This is another difference I observed, and it's best told in a story: I stopped at a local store, only to find it closed in the middle of the day. I peered through the window and saw a man sitting at the counter, eating a sandwich joyfully. I knocked on the door. He ignored me. I knocked again. Eventually he shouted something, which I translated to mean along the lines of "Closed for lunch." Okay, fine. The man has to eat. But he ate that sandwich for a good 25 minutes. Then he sat there, for a few more minutes (savoring my guess) until he finally opened up his shop again. I thought the whole thing was strange until a French friend explained it to me. "He had a sandwich. You don't rush through a sandwich." It was as though my expectation---my American expectation--- of a quick and dirty lunch was a totally alien idea to him. "But he almost lost my business" I squealed. "You'd have come back, no?" Apparently, the idea of interrupting lunch to make a sale was equally as absurd.

So, there it is, a primal lesson: you should stop, savor and enjoy every bit of your sandwich.

This part of the culture I'm really digging. They don't just Eat to Live, they live their eating. No dashboard dining, no desktop lunches, no shoveling it into the mouth to get back to whatever they need to do. When they do eat, they glean pleasure from every bite. and they eat with purpose.

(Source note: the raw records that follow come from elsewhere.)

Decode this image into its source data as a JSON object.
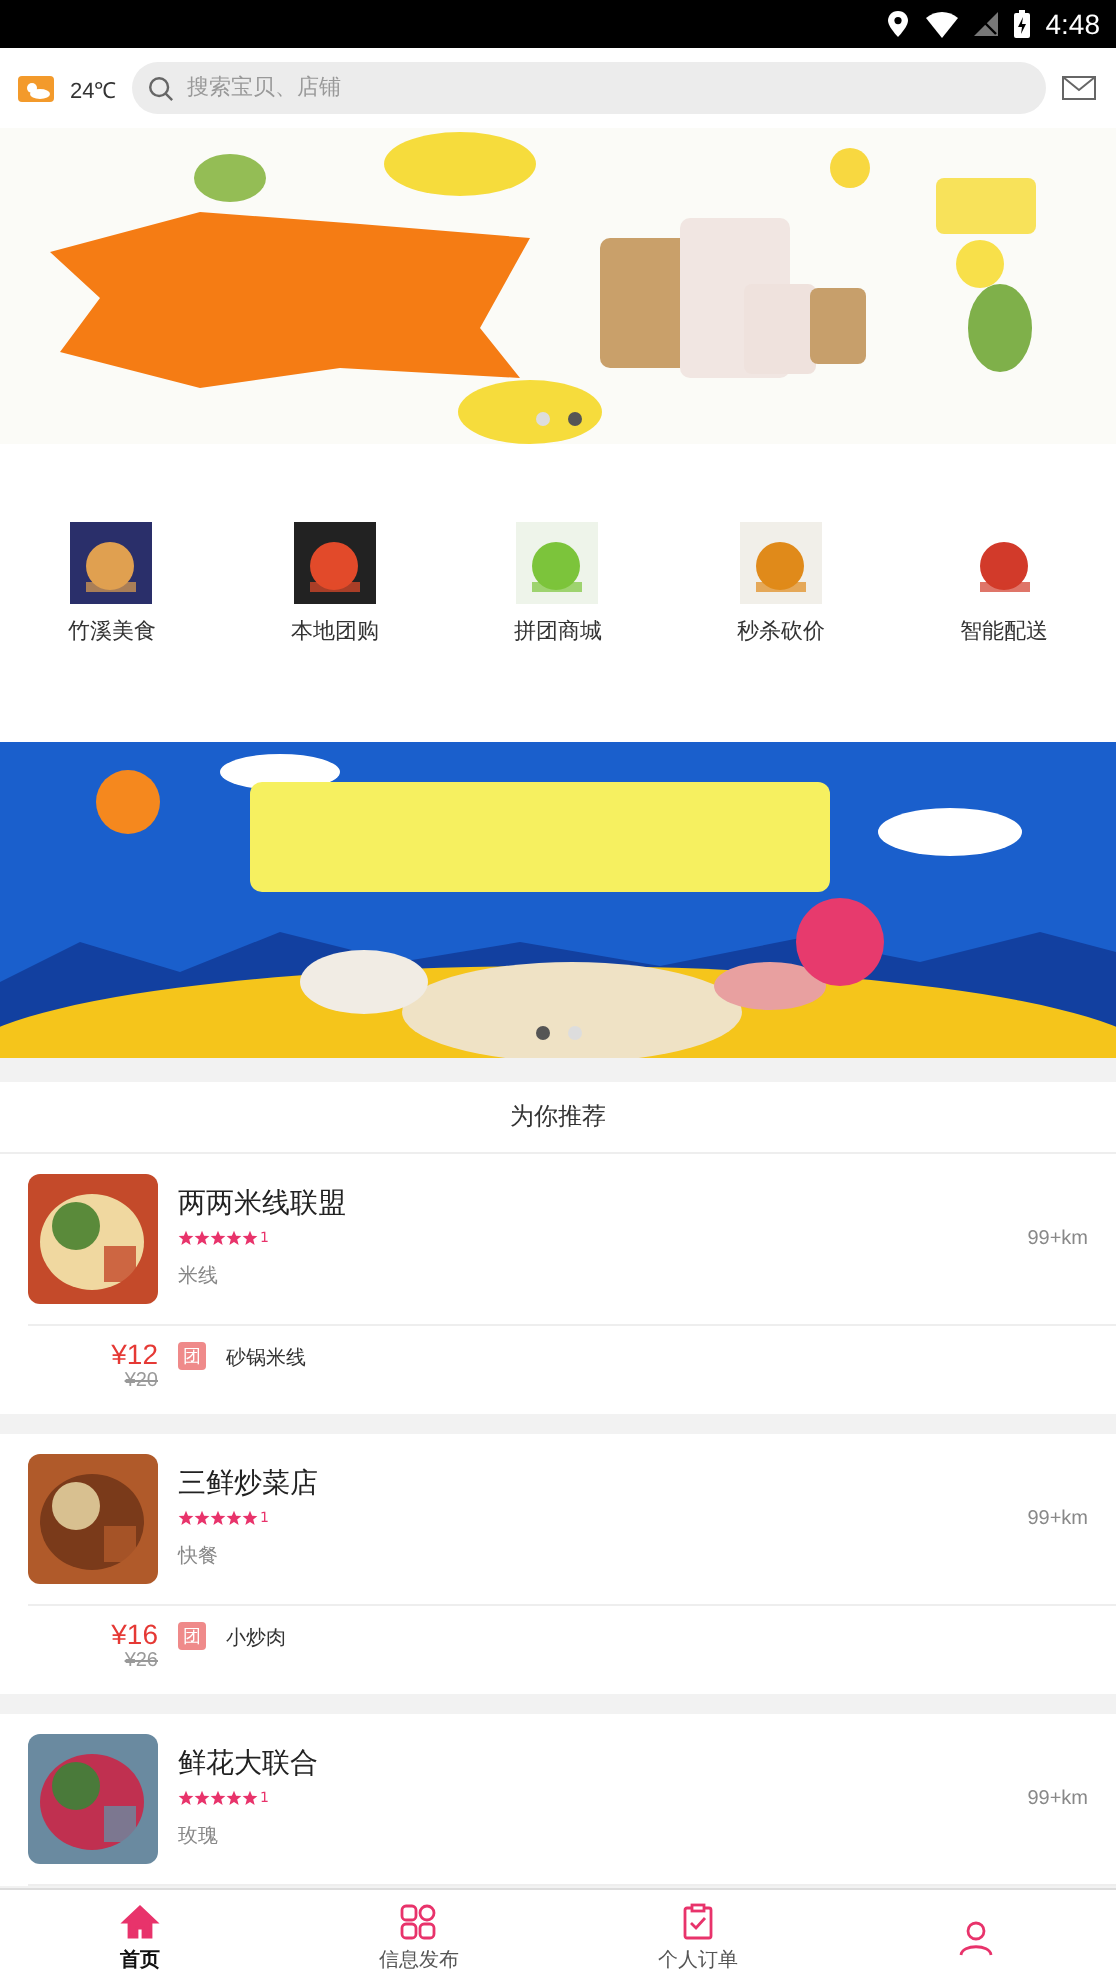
{
  "status_bar": {
    "time": "4:48"
  },
  "header": {
    "temperature": "24℃",
    "search": {
      "placeholder": "搜索宝贝、店铺"
    }
  },
  "top_banner": {
    "dots": [
      {
        "selected": false
      },
      {
        "selected": true
      }
    ]
  },
  "categories": [
    {
      "label": "竹溪美食"
    },
    {
      "label": "本地团购"
    },
    {
      "label": "拼团商城"
    },
    {
      "label": "秒杀砍价"
    },
    {
      "label": "智能配送"
    }
  ],
  "middle_banner": {
    "dots": [
      {
        "selected": true
      },
      {
        "selected": false
      }
    ]
  },
  "section_title": "为你推荐",
  "shops": [
    {
      "name": "两两米线联盟",
      "stars": 5,
      "score": "1",
      "category": "米线",
      "distance": "99+km",
      "price": "¥12",
      "old_price": "¥20",
      "tag": "团",
      "deal": "砂锅米线"
    },
    {
      "name": "三鲜炒菜店",
      "stars": 5,
      "score": "1",
      "category": "快餐",
      "distance": "99+km",
      "price": "¥16",
      "old_price": "¥26",
      "tag": "团",
      "deal": "小炒肉"
    },
    {
      "name": "鲜花大联合",
      "stars": 5,
      "score": "1",
      "category": "玫瑰",
      "distance": "99+km"
    }
  ],
  "tab_bar": [
    {
      "label": "首页",
      "selected": true
    },
    {
      "label": "信息发布",
      "selected": false
    },
    {
      "label": "个人订单",
      "selected": false
    },
    {
      "selected": false
    }
  ]
}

When we do go out to a restaurant, or even a bar here, the service is "slow" by American standards--I see now that this allows me to savor the entire experience of dining out, rather than Eat.Check please! and we're out the door...

So, now I open the discussion---What do YOU think of the "eat to live" vs. "live to eat" mentality?